(RxWiki News) Proper care of your teeth and gums promotes dental health and lowers your risk for dental issues like tooth decay, gum disease and tooth loss, among others.
Here's what you need to know about keeping tartar and plaque at bay and lowering your chance for inflammation of the gums.
What Is Gum Disease?
Gum disease is caused by bacteria found in tartar and plaque. When plaque does not get removed, it turns into tartar, which invites bacteria in. This then leads to inflammation of the gums, which is known as gingivitis.
Gum disease is broken into three levels: gingivitis, mild to moderate periodontitis and advanced periodontitis.
Gingivitis is the first stage. If it is caught early, it can be reversed with proper tooth brushing and flossing.
The next stages are mild to moderate periodontitis and advanced periodontitis, which are marked by increased inflammation and bleeding around the teeth. If not treated, there is a chance for bone loss and loosening of teeth (which ultimately have to be removed).
What Can I Do to Keep My Teeth Healthy?
1) Get a dental exam at least once a year. You may need to visit your dentist more often if your dentist says so.
Your dentist will check for problems and treat any issues you may have. This is the time to ask your dentist or dental hygienist how to check for signs of gum disease at home.
Make sure to tell your dentist about all of the medications you take. Some medications can affect your teeth.
2) Create a health plan with your dentist — and ask questions. This is the time to ask your dentist or dental hygienist:
- About the best way to properly take care of your teeth at home. This includes how to properly brush and floss and how often to rinse your mouth with mouthwash.
- How often you need to see the dentist, as well as how often you should get a cleaning.

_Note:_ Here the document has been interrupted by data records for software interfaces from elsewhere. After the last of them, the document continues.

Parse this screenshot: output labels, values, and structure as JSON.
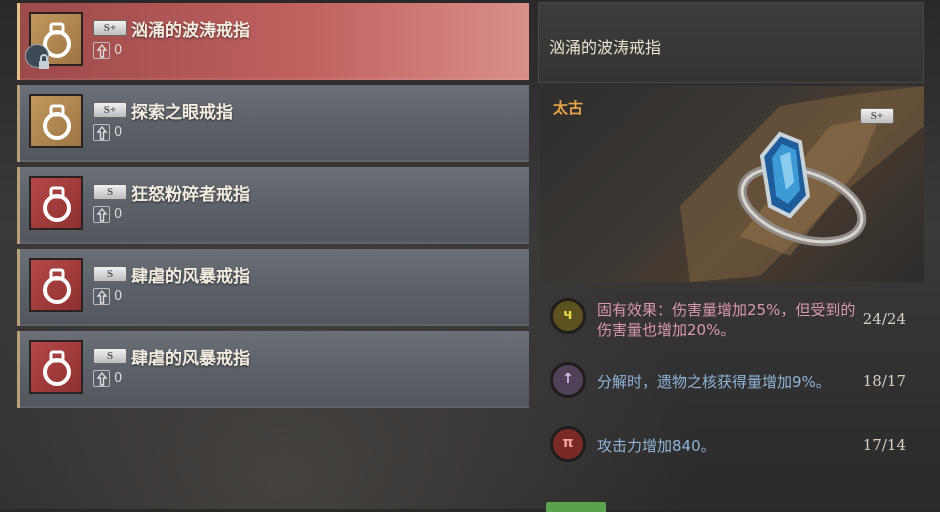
{
  "items": [
    {
      "grade": "S+",
      "name": "汹涌的波涛戒指",
      "count": "0",
      "icon": "ring-gold-icon",
      "locked": true,
      "selected": true
    },
    {
      "grade": "S+",
      "name": "探索之眼戒指",
      "count": "0",
      "icon": "ring-gold-icon",
      "locked": false,
      "selected": false
    },
    {
      "grade": "S",
      "name": "狂怒粉碎者戒指",
      "count": "0",
      "icon": "ring-red-icon",
      "locked": false,
      "selected": false
    },
    {
      "grade": "S",
      "name": "肆虐的风暴戒指",
      "count": "0",
      "icon": "ring-red-icon",
      "locked": false,
      "selected": false
    },
    {
      "grade": "S",
      "name": "肆虐的风暴戒指",
      "count": "0",
      "icon": "ring-red-icon",
      "locked": false,
      "selected": false
    }
  ],
  "detail": {
    "title": "汹涌的波涛戒指",
    "rarity": "太古",
    "grade": "S+",
    "stats": [
      {
        "text": "固有效果：伤害量增加25%，但受到的伤害量也增加20%。",
        "value": "24/24",
        "color": "#d998b0",
        "icon": "glyph-yellow-icon",
        "icon_color": "#d8c53a",
        "icon_char": "ч"
      },
      {
        "text": "分解时，遗物之核获得量增加9%。",
        "value": "18/17",
        "color": "#8fb4d8",
        "icon": "glyph-purple-icon",
        "icon_color": "#b49bc9",
        "icon_char": "↑"
      },
      {
        "text": "攻击力增加840。",
        "value": "17/14",
        "color": "#8fb4d8",
        "icon": "glyph-red-icon",
        "icon_color": "#d0453e",
        "icon_char": "π"
      }
    ]
  },
  "colors": {
    "accent_gold": "#e7a54a",
    "selected_row": "#c0605f"
  }
}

- What to do if you start to have any dental problems.
Keep your other doctors informed about your dental care. Ask your dentist to send your exam results to your other doctors after every visit.
3) Take care of your teeth. Make sure you brush, floss, rinse and eat right. And stop smoking. Unless your dentist says otherwise, follow these recommendations from dental health experts:
- Brush twice a day with a soft-bristled toothbrush. Do not forget to replace your toothbrush every three to four months. Consider changing it sooner if you notice that the bristles have become frayed or if you have been sick.
- Floss at least once a day.
- Rinse with mouthwash.
- Eat right. Limit foods high in sugar.
- Stop smoking. Smoking can increase your risk for gum disease.
What Else Should I Know?
Dry mouth is not only uncomfortable but can lead to tooth decay and other issues. Many medications can cause dry mouth.
If you have dry mouth, tell your dentist about all of the medications you take. This way, she can determine whether any of your medications are the cause and can take the necessary course of action. If you have dry mouth, try sipping water or sugarless drinks, do not smoke, avoid alcohol and caffeine, and try sugarless hard candy or sugarless gum.
If you have any questions about caring for your teeth, ask your dentist. In addition, if you have any questions on what toothbrush, toothpaste, floss, mouthwash or other dental products to choose, ask your dentist or dental hygienist.
Written by Anyssa Garza, PharmD, BCMAS